'''

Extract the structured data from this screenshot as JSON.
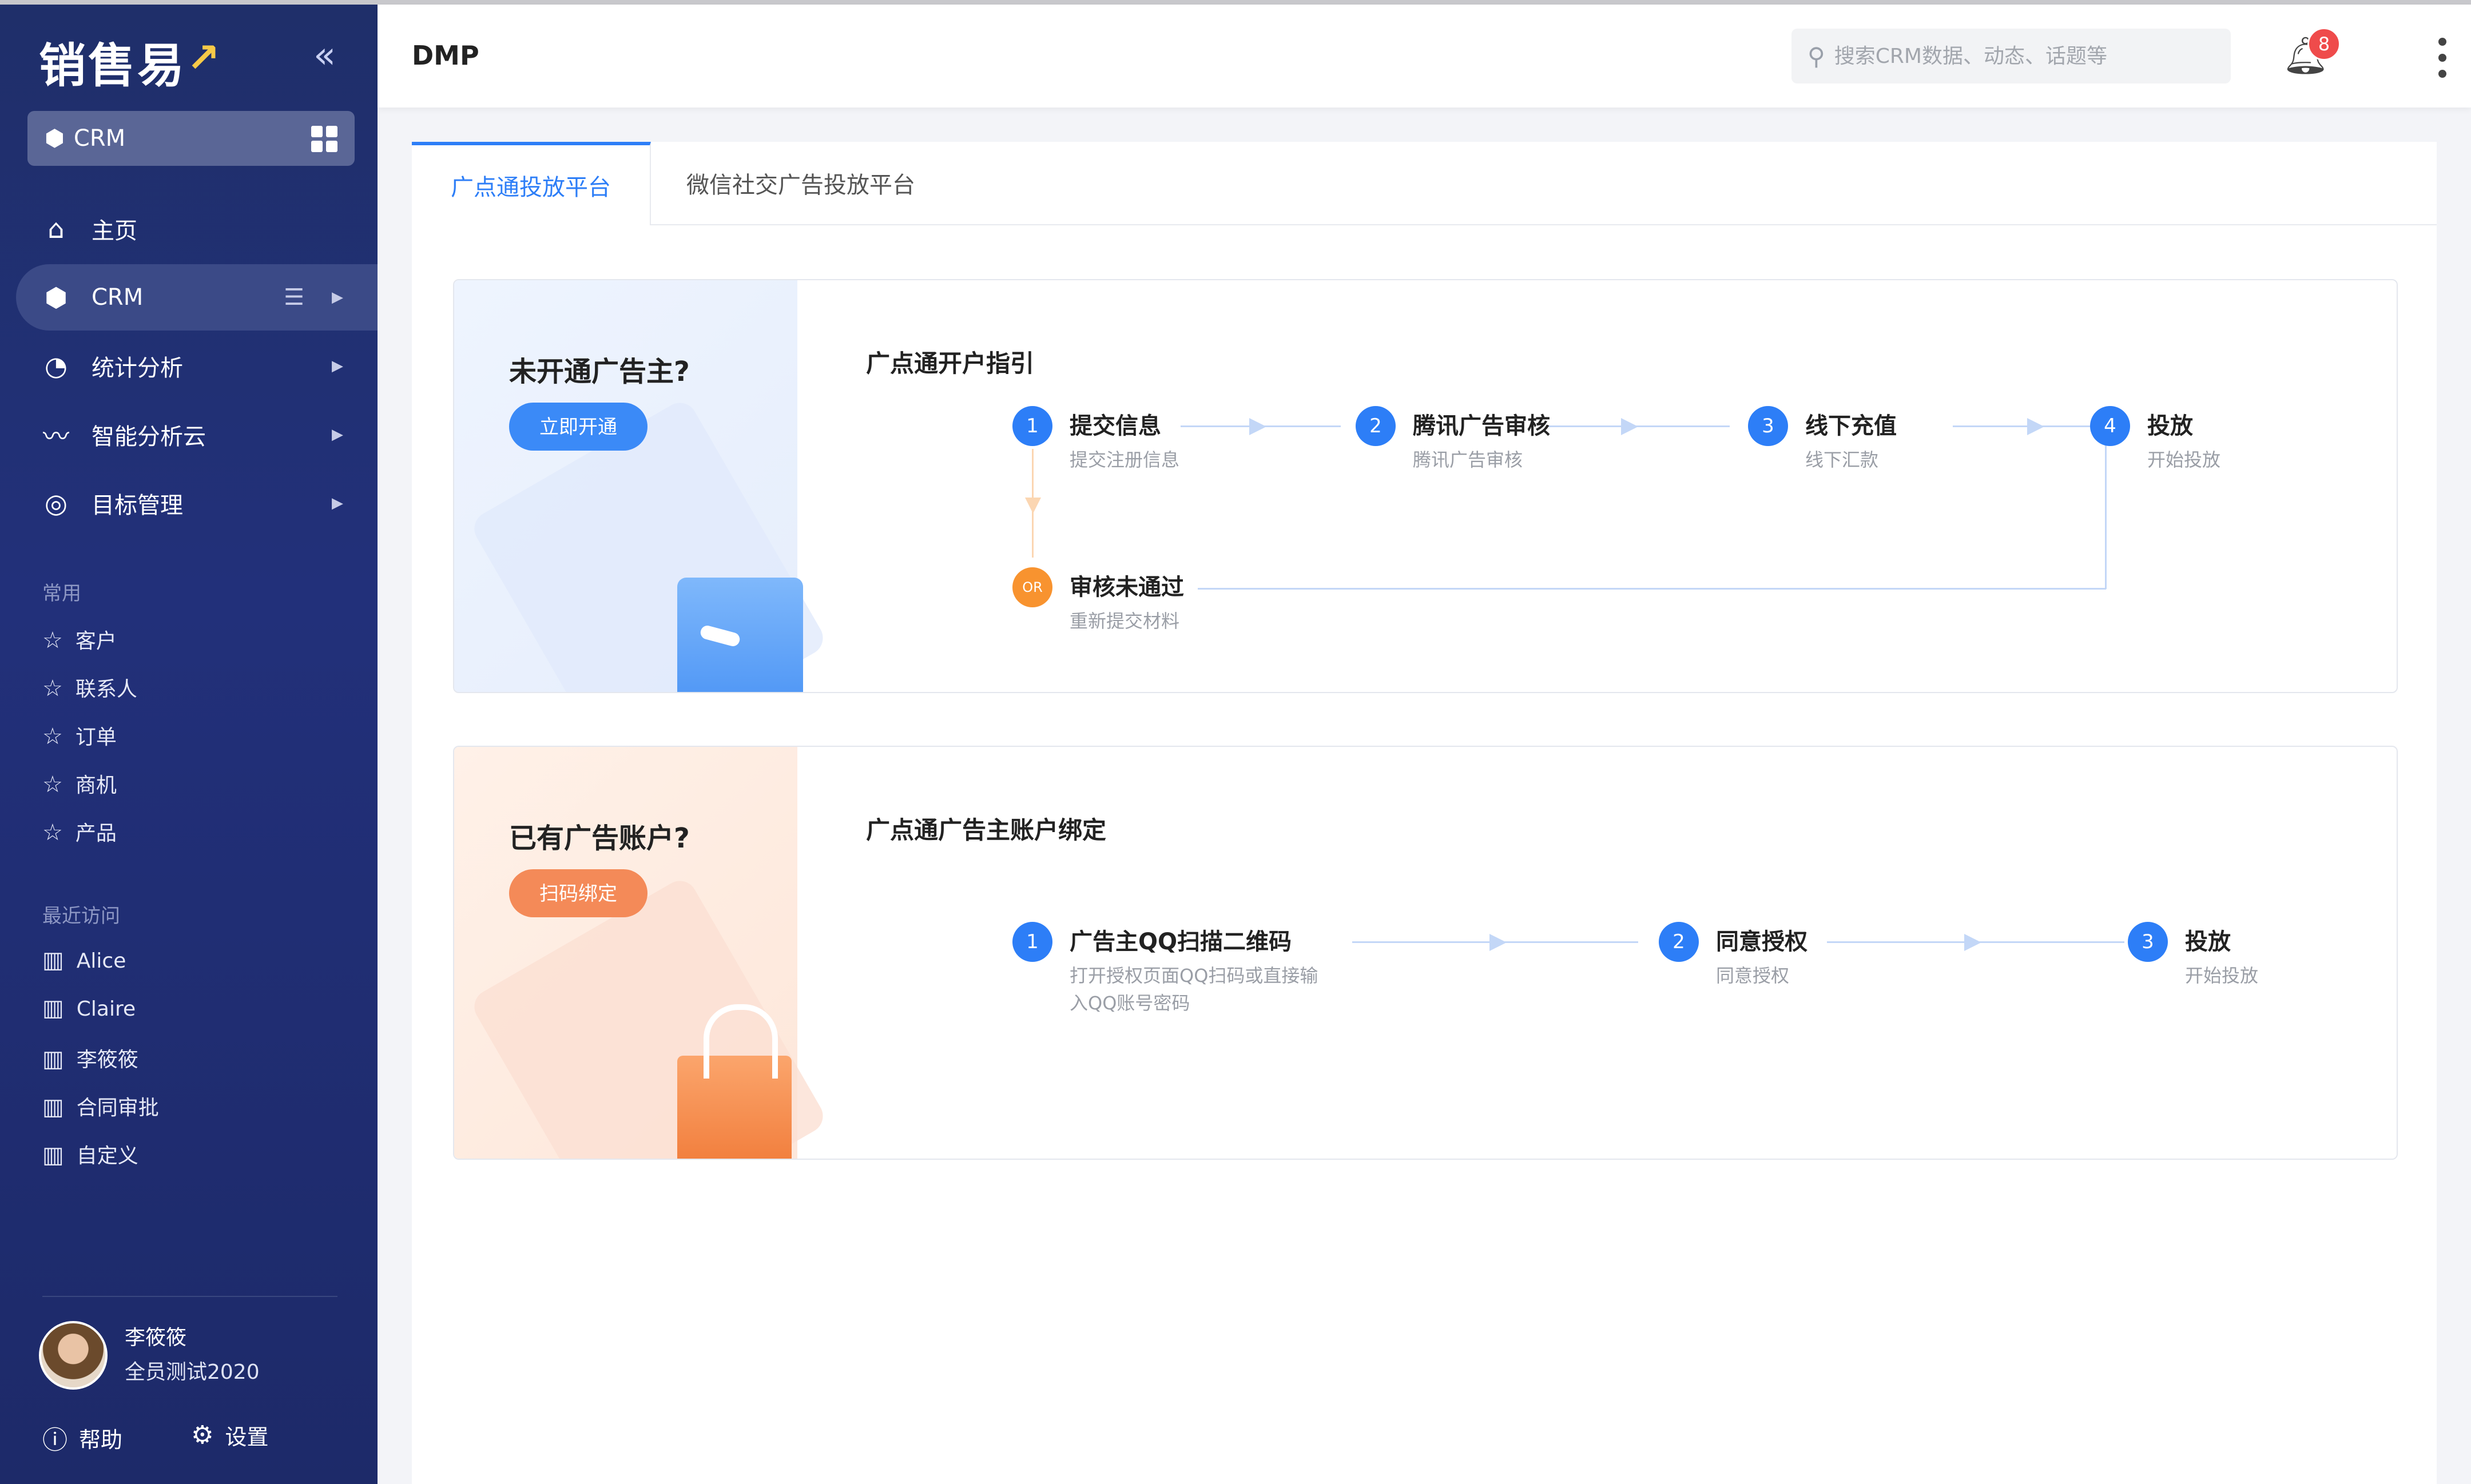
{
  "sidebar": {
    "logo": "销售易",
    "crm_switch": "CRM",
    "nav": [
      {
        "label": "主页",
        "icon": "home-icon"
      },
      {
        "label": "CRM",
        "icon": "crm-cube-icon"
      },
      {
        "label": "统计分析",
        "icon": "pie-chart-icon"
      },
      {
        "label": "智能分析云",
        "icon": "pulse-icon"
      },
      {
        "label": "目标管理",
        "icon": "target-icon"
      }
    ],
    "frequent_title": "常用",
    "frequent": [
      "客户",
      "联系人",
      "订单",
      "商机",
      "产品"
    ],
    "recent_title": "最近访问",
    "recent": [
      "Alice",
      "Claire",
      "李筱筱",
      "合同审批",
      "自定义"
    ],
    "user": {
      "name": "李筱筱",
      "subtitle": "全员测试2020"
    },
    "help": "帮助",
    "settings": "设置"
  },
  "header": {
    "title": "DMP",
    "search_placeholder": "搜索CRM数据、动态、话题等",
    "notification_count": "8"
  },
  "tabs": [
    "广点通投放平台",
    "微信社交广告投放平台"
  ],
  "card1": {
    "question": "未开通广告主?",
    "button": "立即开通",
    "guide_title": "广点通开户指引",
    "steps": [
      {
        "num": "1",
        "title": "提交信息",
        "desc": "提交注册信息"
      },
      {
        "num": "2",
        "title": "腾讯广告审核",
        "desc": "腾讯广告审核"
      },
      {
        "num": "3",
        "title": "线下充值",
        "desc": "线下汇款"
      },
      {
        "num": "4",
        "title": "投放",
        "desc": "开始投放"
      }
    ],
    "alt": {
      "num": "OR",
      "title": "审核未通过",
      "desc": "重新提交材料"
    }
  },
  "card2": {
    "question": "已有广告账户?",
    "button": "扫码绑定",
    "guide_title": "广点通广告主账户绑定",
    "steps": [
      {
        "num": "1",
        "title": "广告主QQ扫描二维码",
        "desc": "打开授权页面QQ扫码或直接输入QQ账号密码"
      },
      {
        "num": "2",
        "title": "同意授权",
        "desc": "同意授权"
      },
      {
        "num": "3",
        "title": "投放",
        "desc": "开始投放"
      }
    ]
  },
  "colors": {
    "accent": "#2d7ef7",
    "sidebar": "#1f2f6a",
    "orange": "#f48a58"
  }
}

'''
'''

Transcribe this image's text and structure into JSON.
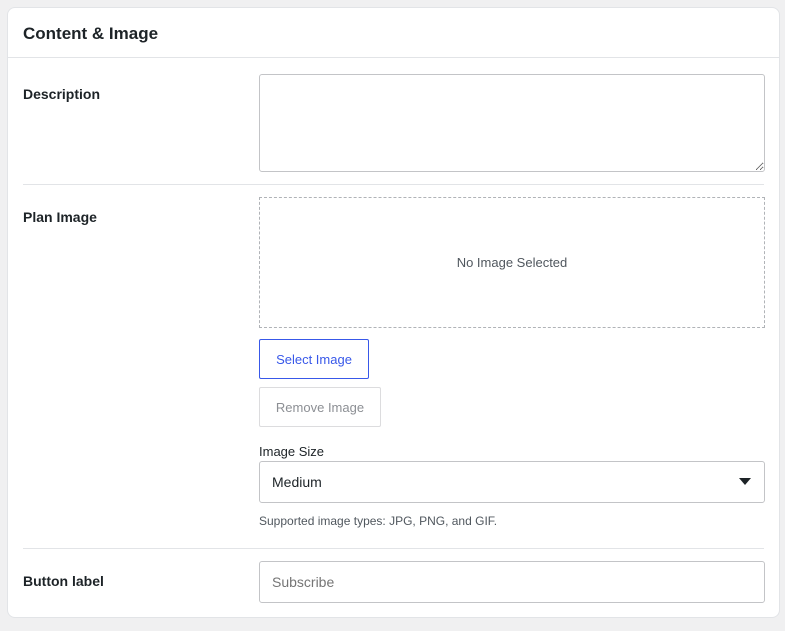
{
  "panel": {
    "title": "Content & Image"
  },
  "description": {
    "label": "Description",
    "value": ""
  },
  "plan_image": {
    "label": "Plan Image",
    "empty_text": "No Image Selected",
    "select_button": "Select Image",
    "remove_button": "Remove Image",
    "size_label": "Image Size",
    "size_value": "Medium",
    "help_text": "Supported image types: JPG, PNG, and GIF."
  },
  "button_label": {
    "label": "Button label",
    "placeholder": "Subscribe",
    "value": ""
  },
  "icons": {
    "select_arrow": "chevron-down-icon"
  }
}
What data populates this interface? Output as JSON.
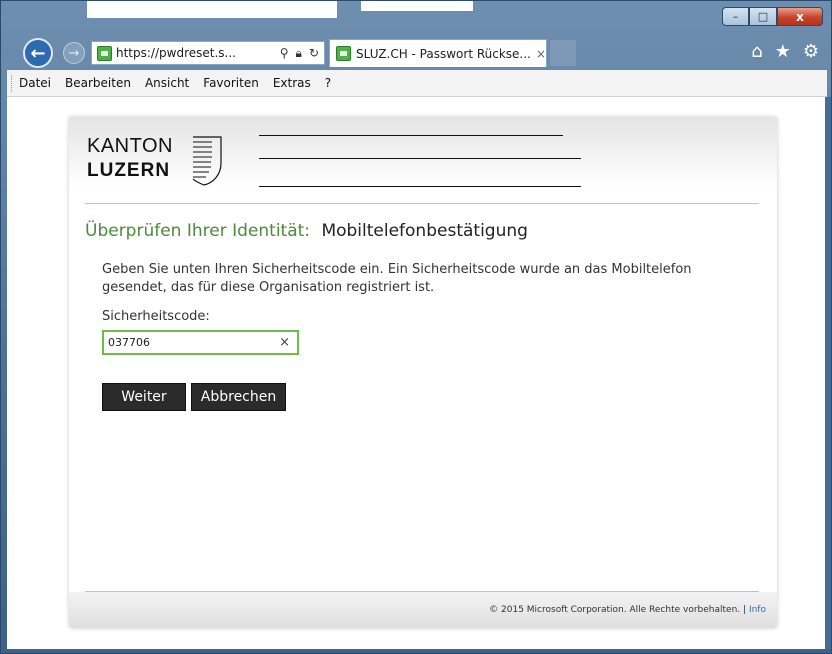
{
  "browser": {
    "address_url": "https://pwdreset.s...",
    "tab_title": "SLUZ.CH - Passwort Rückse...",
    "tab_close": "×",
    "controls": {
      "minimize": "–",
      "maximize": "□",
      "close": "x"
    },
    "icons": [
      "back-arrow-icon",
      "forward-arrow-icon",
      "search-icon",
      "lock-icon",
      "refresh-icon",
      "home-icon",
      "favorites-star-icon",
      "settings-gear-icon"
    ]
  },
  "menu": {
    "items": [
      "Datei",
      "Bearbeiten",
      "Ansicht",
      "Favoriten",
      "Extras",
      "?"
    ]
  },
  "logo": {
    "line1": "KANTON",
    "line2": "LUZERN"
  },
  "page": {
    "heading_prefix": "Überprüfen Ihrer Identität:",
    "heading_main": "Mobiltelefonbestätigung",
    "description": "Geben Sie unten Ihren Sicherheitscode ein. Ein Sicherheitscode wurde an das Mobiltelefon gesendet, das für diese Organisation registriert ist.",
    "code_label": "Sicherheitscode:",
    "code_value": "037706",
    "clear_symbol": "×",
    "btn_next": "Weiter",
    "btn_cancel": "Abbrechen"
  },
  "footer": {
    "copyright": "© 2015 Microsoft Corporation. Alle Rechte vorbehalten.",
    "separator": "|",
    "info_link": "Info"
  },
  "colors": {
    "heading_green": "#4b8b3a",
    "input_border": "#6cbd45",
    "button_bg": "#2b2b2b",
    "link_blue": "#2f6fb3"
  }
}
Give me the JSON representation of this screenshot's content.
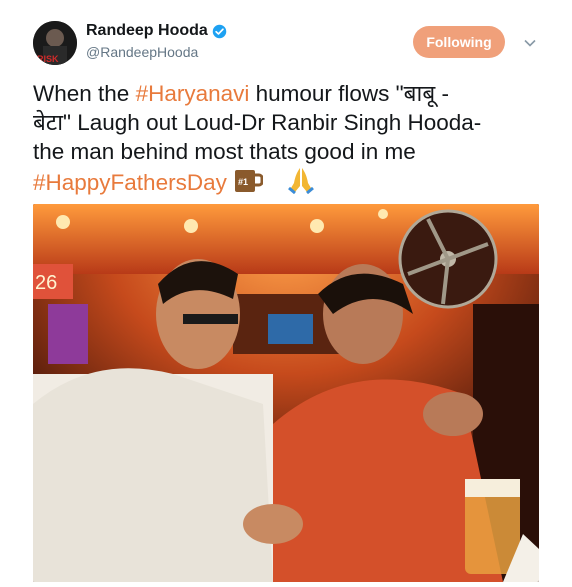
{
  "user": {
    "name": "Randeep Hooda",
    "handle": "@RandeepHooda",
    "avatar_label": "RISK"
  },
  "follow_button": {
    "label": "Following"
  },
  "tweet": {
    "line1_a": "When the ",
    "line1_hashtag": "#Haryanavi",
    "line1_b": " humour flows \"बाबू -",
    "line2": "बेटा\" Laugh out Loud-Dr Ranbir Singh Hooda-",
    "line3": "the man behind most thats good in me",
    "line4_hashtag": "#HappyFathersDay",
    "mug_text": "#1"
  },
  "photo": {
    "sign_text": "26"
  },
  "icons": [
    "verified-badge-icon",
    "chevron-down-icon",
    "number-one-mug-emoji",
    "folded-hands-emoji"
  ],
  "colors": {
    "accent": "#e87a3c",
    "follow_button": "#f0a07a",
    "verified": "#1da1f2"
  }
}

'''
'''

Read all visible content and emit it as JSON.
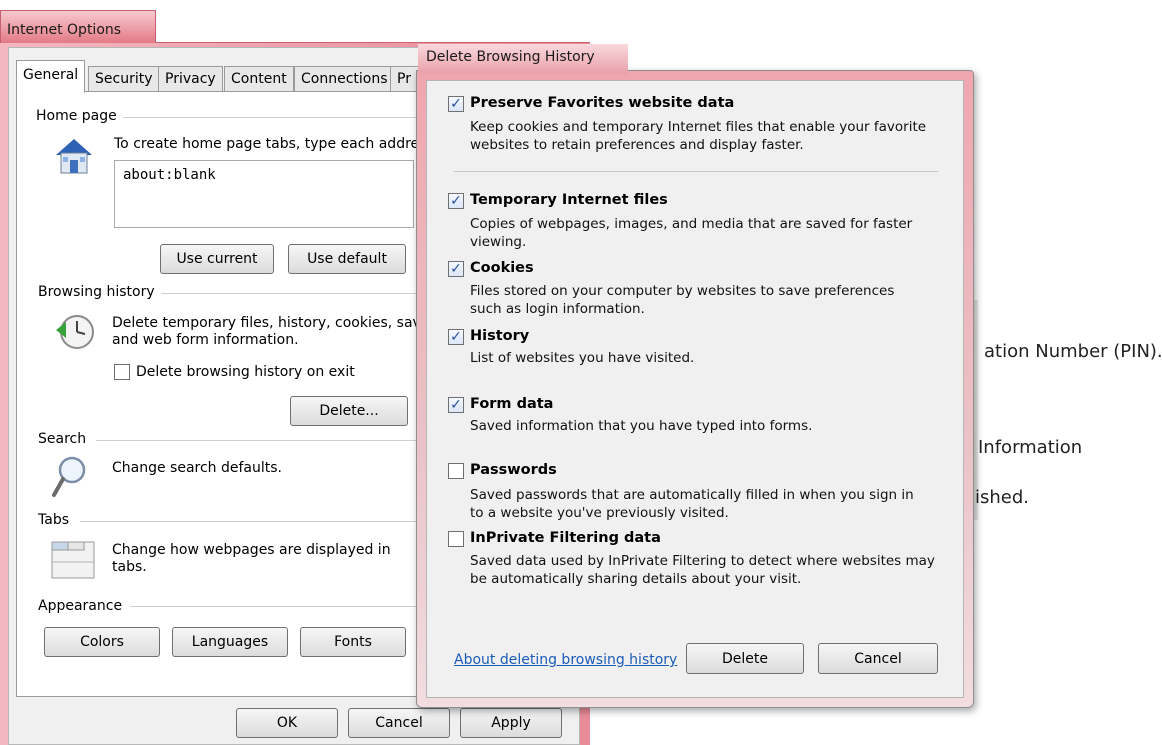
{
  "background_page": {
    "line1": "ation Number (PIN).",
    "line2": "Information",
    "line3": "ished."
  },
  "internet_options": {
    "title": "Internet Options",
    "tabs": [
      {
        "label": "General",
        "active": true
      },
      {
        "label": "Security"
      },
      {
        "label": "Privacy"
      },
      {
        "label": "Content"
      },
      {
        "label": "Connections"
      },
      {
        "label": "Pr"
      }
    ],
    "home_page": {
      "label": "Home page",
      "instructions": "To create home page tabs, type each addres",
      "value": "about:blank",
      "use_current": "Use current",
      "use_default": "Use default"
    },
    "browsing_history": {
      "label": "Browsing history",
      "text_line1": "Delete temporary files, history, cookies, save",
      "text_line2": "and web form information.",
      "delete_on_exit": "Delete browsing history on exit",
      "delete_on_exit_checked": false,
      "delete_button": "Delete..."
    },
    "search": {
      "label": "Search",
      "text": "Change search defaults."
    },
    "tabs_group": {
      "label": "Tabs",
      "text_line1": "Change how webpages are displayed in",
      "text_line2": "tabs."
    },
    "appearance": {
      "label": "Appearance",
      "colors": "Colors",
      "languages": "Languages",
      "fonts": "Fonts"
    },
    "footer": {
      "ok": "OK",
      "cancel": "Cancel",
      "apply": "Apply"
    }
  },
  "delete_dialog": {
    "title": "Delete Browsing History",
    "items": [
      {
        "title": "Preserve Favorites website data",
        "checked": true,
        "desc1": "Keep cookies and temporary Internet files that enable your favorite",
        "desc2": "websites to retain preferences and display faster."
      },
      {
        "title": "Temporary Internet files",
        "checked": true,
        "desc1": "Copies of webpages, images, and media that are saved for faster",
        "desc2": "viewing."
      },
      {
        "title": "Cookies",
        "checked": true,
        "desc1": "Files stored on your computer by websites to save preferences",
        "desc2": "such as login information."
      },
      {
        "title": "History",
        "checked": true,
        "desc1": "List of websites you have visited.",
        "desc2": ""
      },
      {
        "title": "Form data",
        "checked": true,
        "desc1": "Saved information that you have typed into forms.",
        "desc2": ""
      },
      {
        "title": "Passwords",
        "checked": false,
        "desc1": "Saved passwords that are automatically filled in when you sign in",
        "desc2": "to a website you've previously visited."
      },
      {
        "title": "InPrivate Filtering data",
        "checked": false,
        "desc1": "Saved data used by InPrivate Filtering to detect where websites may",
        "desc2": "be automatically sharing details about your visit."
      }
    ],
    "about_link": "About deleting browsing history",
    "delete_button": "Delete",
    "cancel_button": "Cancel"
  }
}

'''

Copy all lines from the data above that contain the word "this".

* **The answer**
Extract the structured data from this screenshot as JSON.
Transcribe this image's text and structure into JSON.
What data populates this interface? Output as JSON.
Give me the JSON representation of this screenshot's content.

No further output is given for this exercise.